  [3]   We do not consider Colby's argument that the Superior Court's conclusion that the handbook is not itself a binding contract should be interpreted to mean that there was no contractual relationship between the parties.  Colby did not file a cross-appeal challenging the court's finding that "there is a contractual relationship between the plaintiff and the college."  Because Colby did not preserve its challenge to the court's finding regarding contract formation by filing a cross-appeal, we decline to address it.  See Costa v. Vogel, 2001 ME 131, ¶ 1 n.1, 777 A.2d 827, 827-28.


  [4]  Both the Appeals Board and the Judicial Board sections of the student handbook fall under the general heading of "Student Disciplinary Procedures" in appendix XI.  Appendix XI also states that an accused student may request a hearing before the Dean's Hearing Board in lieu of a hearing before the Judicial Board.  The section on sexual assault "Disciplinary Options" also refers to the Dean's Hearing Board.  It can fairly be inferred that the general heading "Student Disciplinary Procedures" encompasses the sexual assault "Disciplinary Options."  Accordingly, a decision of the Dean's Hearing Board qualifies as "any case" and is appealable under the Appeals Board procedures.

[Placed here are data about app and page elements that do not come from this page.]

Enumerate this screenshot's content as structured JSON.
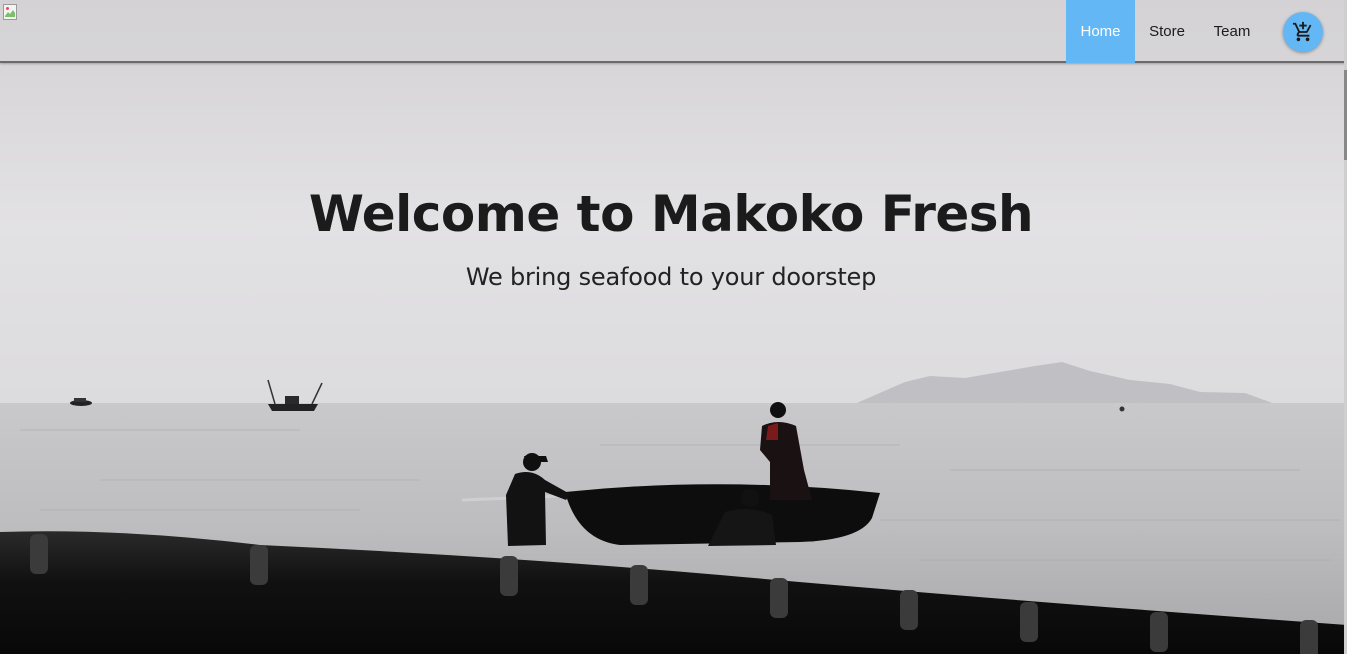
{
  "nav": {
    "items": [
      {
        "label": "Home"
      },
      {
        "label": "Store"
      },
      {
        "label": "Team"
      }
    ],
    "cart_icon": "add-shopping-cart-icon",
    "logo_icon": "broken-image-icon"
  },
  "hero": {
    "title": "Welcome to Makoko Fresh",
    "subtitle": "We bring seafood to your doorstep",
    "background_image": "fishermen-boat-sea-photo"
  },
  "colors": {
    "accent": "#64b7f5",
    "text": "#1b1b1b"
  }
}
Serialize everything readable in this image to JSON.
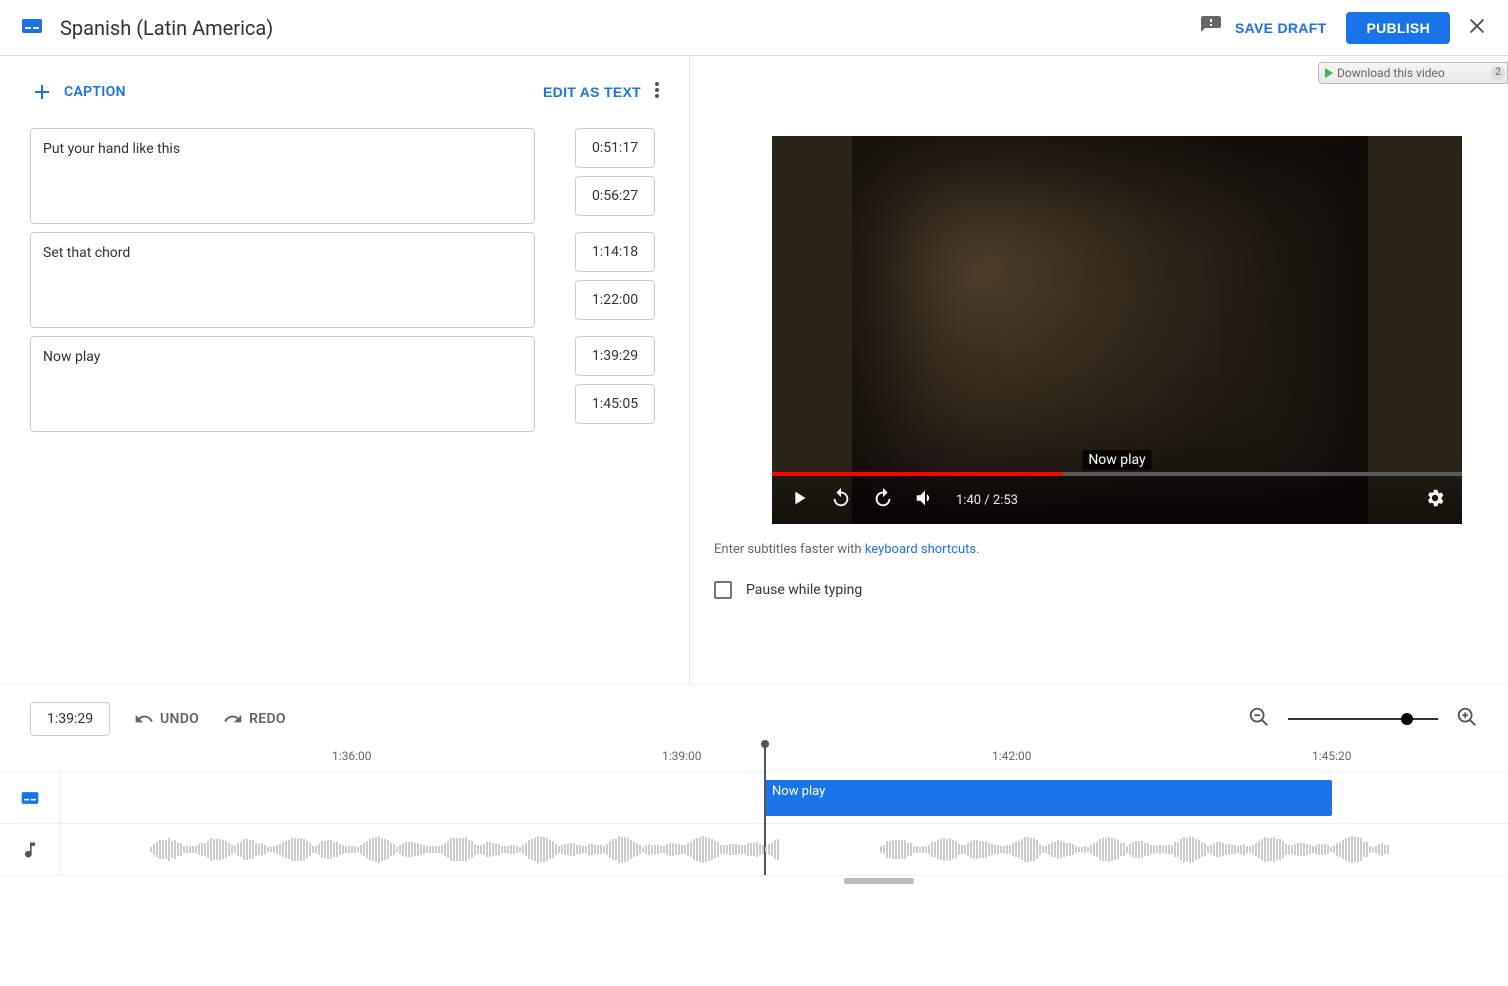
{
  "header": {
    "title": "Spanish (Latin America)",
    "save_draft": "SAVE DRAFT",
    "publish": "PUBLISH"
  },
  "left": {
    "add_caption": "CAPTION",
    "edit_as_text": "EDIT AS TEXT",
    "captions": [
      {
        "text": "Put your hand like this",
        "start": "0:51:17",
        "end": "0:56:27"
      },
      {
        "text": "Set that chord",
        "start": "1:14:18",
        "end": "1:22:00"
      },
      {
        "text": "Now play",
        "start": "1:39:29",
        "end": "1:45:05"
      }
    ]
  },
  "right": {
    "download_label": "Download this video",
    "download_count": "2",
    "overlay_caption": "Now play",
    "time_current": "1:40",
    "time_total": "2:53",
    "hint_prefix": "Enter subtitles faster with ",
    "hint_link": "keyboard shortcuts",
    "hint_suffix": ".",
    "pause_label": "Pause while typing"
  },
  "timeline": {
    "current": "1:39:29",
    "undo": "UNDO",
    "redo": "REDO",
    "ticks": [
      "1:36:00",
      "1:39:00",
      "1:42:00",
      "1:45:20"
    ],
    "block_label": "Now play"
  }
}
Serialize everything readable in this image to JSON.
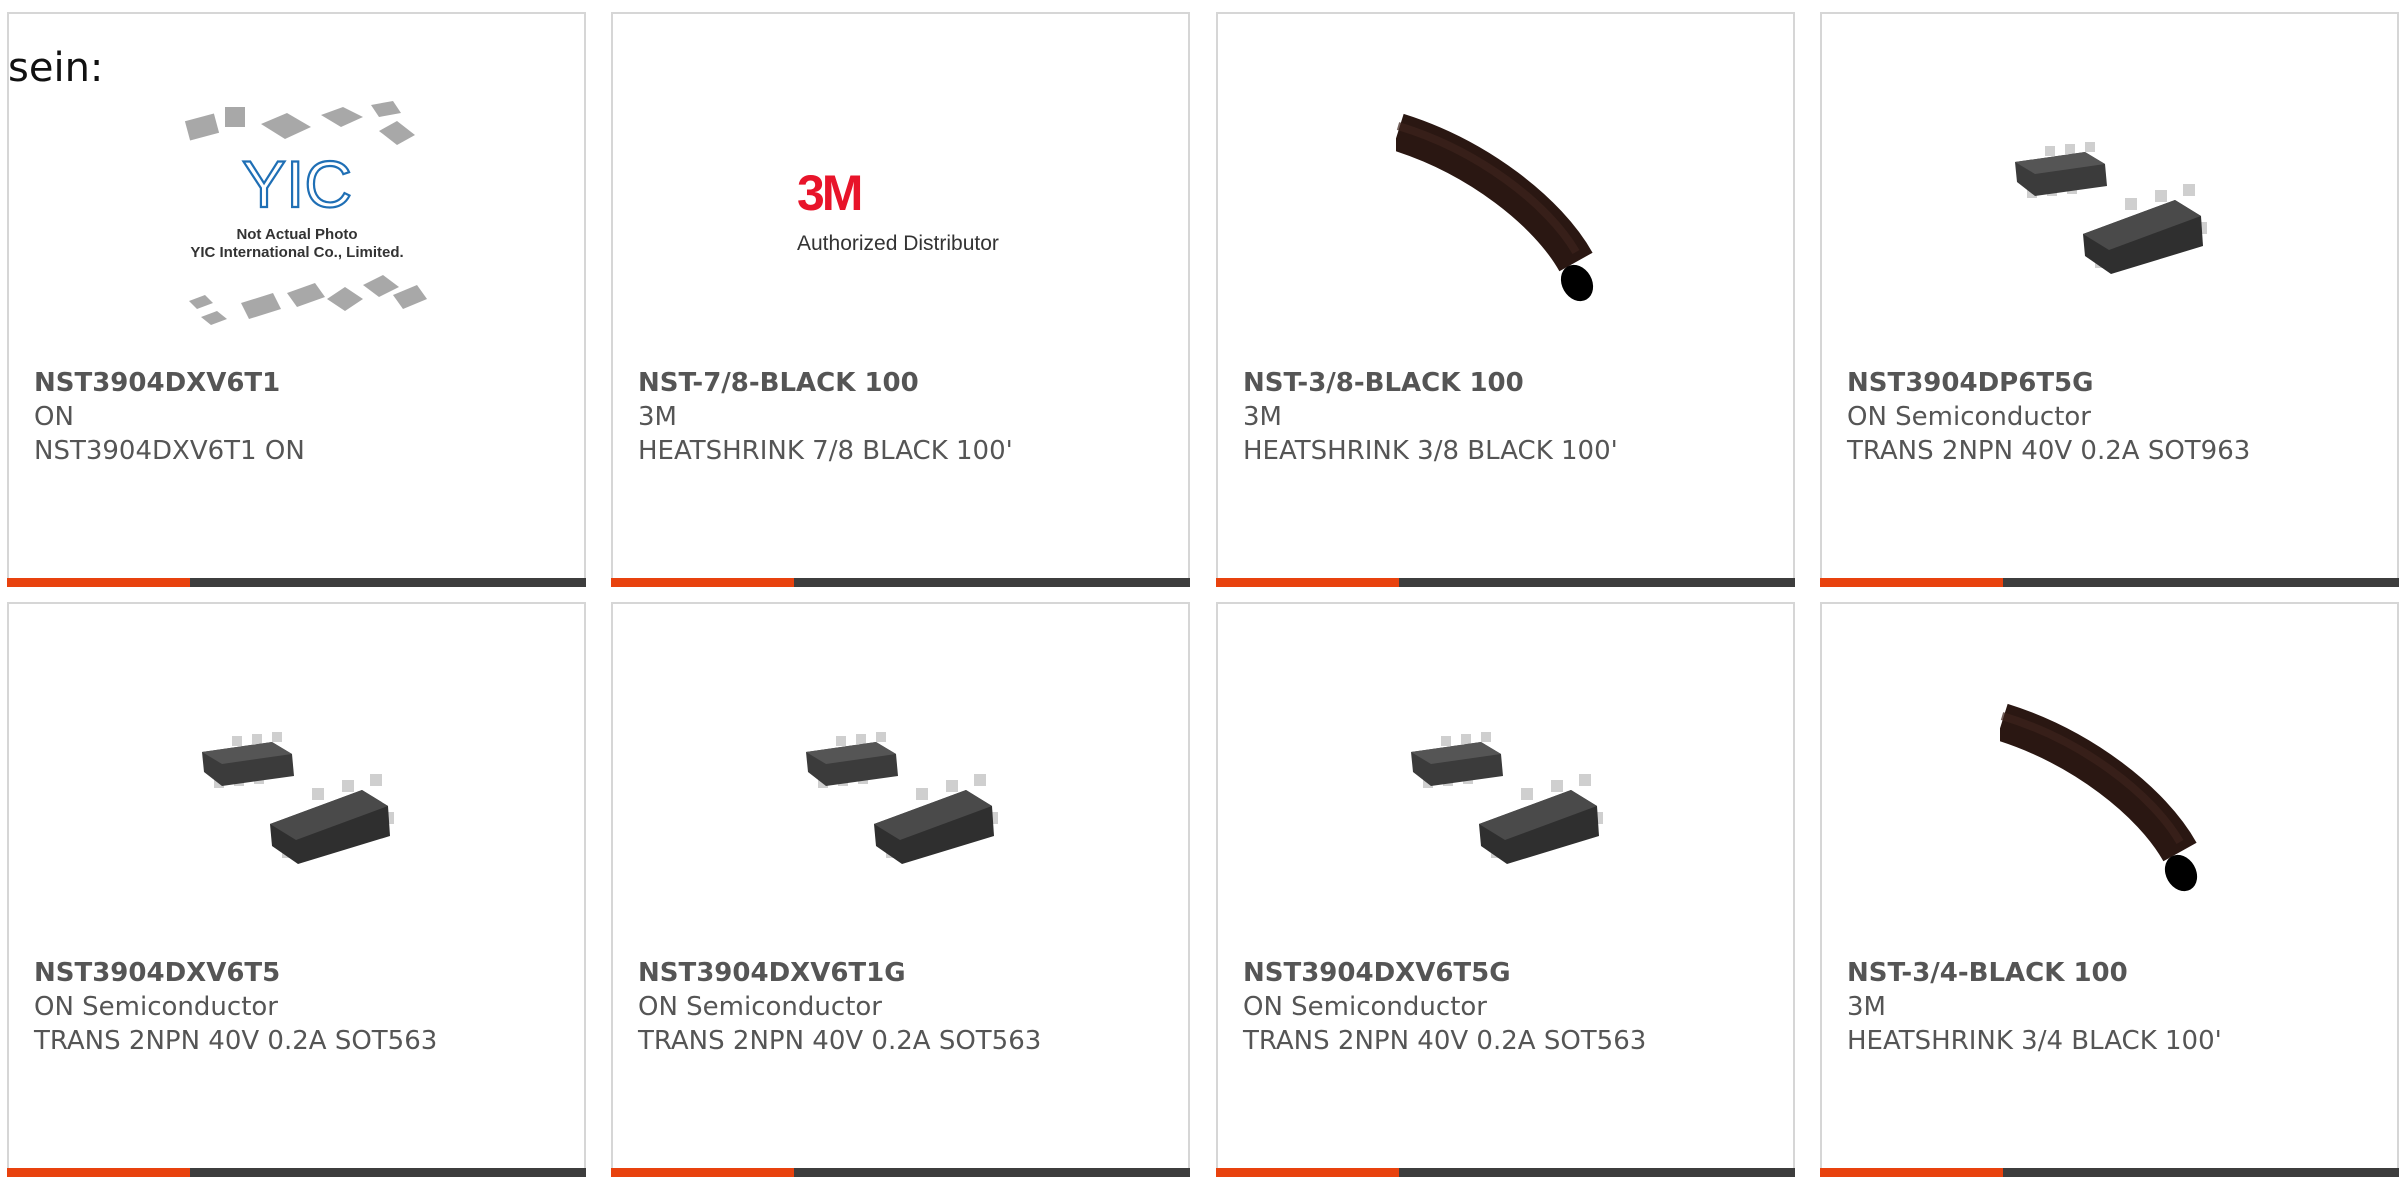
{
  "page": {
    "lead_text": "sein:"
  },
  "colors": {
    "accent_bar": "#e8420e",
    "dark_bar": "#3d3d3d",
    "card_border": "#d6d6d6",
    "text": "#555555",
    "brand_3m": "#e8142a",
    "yic_logo": "#1f6fb5"
  },
  "logos": {
    "yic_placeholder": {
      "logo_text": "YIC",
      "caption_line1": "Not Actual Photo",
      "caption_line2": "YIC International Co., Limited."
    },
    "threem_distributor": {
      "logo_text": "3M",
      "caption": "Authorized Distributor"
    }
  },
  "products": [
    {
      "part_number": "NST3904DXV6T1",
      "manufacturer": "ON",
      "description": "NST3904DXV6T1 ON",
      "image": "yic-placeholder-image"
    },
    {
      "part_number": "NST-7/8-BLACK 100",
      "manufacturer": "3M",
      "description": "HEATSHRINK 7/8 BLACK 100'",
      "image": "3m-authorized-distributor-logo"
    },
    {
      "part_number": "NST-3/8-BLACK 100",
      "manufacturer": "3M",
      "description": "HEATSHRINK 3/8 BLACK 100'",
      "image": "black-heatshrink-tube-image"
    },
    {
      "part_number": "NST3904DP6T5G",
      "manufacturer": "ON Semiconductor",
      "description": "TRANS 2NPN 40V 0.2A SOT963",
      "image": "sot-chip-pair-image"
    },
    {
      "part_number": "NST3904DXV6T5",
      "manufacturer": "ON Semiconductor",
      "description": "TRANS 2NPN 40V 0.2A SOT563",
      "image": "sot-chip-pair-image"
    },
    {
      "part_number": "NST3904DXV6T1G",
      "manufacturer": "ON Semiconductor",
      "description": "TRANS 2NPN 40V 0.2A SOT563",
      "image": "sot-chip-pair-image"
    },
    {
      "part_number": "NST3904DXV6T5G",
      "manufacturer": "ON Semiconductor",
      "description": "TRANS 2NPN 40V 0.2A SOT563",
      "image": "sot-chip-pair-image"
    },
    {
      "part_number": "NST-3/4-BLACK 100",
      "manufacturer": "3M",
      "description": "HEATSHRINK 3/4 BLACK 100'",
      "image": "black-heatshrink-tube-image"
    }
  ]
}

  [5]   Millien testified before the court that the claimant never directly stated to the Dean's Hearing Board that she was not intoxicated on the night of the incident.  Rather, he testified that the claimant told the Dean's Hearing Board that she had consumed two alcoholic drinks that night, and she took issue with another student who told the Board that the claimant had consumed more than five drinks.  Millien infers from this that the claimant asserted before the Dean's Hearing Board that she had not been intoxicated at the time of the incident, although he does not claim that she actually stated that before the Dean's Hearing Board.  We note parenthetically that in a written statement prepared prior to the disciplinary hearings, the claimant stated that on the night of the incident, "[p]eople continued to drink and definitely were beginning to appear drunk, including myself."  It is not clear from the record whether a copy of her statement was submitted to the Dean's Hearing Board, but the Superior Court could have reasonably inferred that it was.